Etymology[edit]

From Latin prōscrībō ‎(to proclaim, to forbid, to banish).

Pronunciation[edit]

  • (UK) IPA(key): /pɹəˈskɹaɪb/, /ˌpɹəʊˈskɹaɪb/
  • Rhymes: -aɪb

Usage notes[edit]

  • The latter pronunciation is used when added distinction from prescribe is desired.

Verb[edit]

proscribe ‎(third-person singular simple present proscribes, present participle proscribing, simple past and past participle proscribed)

  1. (transitive) To forbid or prohibit.
    The law proscribes driving a car with a blood alcohol level of over .10%.
  2. (transitive) To denounce.
    The word ain't is proscribed by many authorities.
  3. (transitive) To banish or exclude.
    Many Roman citizens were proscribed for taking part in rebellions.

Usage notes[edit]

  • Avoid the erroneous construction “proscribe against”; substitute “proscribe” alone or the phrase “prescribe against”.

Antonyms[edit]

Related terms[edit]

Translations[edit]

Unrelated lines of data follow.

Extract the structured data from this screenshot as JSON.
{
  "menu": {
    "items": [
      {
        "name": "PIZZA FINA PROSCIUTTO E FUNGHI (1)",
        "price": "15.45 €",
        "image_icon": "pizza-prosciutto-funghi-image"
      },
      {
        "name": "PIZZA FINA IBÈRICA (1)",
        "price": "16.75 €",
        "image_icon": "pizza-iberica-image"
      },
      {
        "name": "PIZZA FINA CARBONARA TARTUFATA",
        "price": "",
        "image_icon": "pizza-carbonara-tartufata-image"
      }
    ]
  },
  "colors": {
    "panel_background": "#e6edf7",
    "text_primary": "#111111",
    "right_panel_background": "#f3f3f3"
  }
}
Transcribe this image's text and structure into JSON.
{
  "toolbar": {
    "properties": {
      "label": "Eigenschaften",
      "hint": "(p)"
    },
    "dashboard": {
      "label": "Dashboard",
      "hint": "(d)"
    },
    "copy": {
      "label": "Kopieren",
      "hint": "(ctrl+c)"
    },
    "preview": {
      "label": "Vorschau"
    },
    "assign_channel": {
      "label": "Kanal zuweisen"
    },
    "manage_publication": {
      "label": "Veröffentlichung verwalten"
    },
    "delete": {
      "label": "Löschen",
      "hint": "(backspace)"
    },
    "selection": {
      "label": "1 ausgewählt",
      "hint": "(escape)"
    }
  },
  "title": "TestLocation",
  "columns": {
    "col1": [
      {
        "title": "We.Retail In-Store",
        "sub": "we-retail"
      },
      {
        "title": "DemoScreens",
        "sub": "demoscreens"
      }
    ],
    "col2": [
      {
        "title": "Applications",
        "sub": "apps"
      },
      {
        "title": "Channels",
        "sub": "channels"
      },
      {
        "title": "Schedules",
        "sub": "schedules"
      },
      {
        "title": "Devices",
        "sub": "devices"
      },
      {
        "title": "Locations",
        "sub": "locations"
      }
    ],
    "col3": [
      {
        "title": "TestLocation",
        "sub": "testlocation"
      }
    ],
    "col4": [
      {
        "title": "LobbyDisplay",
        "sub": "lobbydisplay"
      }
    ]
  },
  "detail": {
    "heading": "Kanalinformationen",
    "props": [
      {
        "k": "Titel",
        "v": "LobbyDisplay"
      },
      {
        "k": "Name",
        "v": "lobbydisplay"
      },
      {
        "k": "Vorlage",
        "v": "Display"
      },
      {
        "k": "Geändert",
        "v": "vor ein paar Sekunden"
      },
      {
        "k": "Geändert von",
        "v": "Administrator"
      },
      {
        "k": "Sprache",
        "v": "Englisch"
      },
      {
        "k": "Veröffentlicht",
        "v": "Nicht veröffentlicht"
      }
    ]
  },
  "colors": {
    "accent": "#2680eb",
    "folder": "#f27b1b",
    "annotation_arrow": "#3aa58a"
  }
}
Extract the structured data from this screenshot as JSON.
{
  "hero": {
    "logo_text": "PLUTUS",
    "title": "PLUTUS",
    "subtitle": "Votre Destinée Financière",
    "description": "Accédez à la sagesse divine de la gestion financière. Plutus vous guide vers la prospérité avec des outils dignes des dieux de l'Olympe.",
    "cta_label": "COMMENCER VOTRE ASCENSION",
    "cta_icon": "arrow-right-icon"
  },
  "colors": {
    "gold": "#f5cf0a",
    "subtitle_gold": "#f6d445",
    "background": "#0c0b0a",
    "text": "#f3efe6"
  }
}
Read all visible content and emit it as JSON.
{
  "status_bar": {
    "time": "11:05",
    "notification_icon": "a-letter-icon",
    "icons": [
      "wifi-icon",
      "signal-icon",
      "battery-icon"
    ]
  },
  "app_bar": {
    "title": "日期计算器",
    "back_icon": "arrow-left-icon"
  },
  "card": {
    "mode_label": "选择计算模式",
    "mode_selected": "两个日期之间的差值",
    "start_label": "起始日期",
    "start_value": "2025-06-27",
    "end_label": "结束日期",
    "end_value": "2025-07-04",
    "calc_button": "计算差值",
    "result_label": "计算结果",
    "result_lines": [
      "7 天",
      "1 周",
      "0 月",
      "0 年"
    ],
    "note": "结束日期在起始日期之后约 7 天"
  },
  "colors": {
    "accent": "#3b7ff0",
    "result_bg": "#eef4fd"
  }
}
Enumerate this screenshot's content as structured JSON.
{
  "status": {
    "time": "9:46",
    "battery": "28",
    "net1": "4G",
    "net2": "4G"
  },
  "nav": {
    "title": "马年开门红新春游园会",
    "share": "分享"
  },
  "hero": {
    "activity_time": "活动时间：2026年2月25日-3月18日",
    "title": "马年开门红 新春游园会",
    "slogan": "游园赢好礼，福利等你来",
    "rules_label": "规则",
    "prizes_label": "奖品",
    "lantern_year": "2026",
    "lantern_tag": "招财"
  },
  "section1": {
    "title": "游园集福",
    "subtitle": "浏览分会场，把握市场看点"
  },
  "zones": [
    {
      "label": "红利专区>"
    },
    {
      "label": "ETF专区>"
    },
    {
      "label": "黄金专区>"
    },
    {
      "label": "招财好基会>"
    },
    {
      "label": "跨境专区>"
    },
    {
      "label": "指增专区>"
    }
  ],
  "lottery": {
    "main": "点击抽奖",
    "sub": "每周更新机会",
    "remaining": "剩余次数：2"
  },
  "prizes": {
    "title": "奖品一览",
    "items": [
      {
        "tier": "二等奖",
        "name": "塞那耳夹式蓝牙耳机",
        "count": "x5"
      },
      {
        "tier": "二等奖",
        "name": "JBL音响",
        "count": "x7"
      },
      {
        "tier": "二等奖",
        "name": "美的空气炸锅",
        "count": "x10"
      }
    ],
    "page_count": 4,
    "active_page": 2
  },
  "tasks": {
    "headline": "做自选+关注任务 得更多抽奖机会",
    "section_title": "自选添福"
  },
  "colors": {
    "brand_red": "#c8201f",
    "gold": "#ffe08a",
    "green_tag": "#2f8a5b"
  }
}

The translations below need to be checked and inserted above into the appropriate translation tables, removing any numbers. Numbers do not necessarily match those in definitions. See instructions at Help:How to check translations.

Latin[edit]

Verb[edit]

prōscrībe

  1. second-person singular present active imperative of prōscrībō

Spanish[edit]

Verb[edit]

proscribe

  1. Informal second-person singular () affirmative imperative form of proscribir.
  2. Formal second-person singular (usted) present indicative form of proscribir.
  3. Third-person singular (él, ella, also used with usted?) present indicative form of proscribir.